Collection entries

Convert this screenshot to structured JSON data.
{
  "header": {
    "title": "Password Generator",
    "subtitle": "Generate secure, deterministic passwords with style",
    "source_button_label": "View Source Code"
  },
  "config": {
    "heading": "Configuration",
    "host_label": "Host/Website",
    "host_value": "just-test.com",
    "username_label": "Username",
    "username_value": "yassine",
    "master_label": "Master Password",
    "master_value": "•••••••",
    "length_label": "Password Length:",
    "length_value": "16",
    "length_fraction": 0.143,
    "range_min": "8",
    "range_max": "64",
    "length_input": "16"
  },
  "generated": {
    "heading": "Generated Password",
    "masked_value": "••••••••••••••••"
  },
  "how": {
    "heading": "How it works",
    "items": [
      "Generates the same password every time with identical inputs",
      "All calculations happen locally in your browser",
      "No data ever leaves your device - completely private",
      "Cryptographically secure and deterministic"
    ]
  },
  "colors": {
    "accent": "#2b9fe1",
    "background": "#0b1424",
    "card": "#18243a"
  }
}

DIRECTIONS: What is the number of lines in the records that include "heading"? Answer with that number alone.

SOLUTION FOR THIS PROBLEM: 3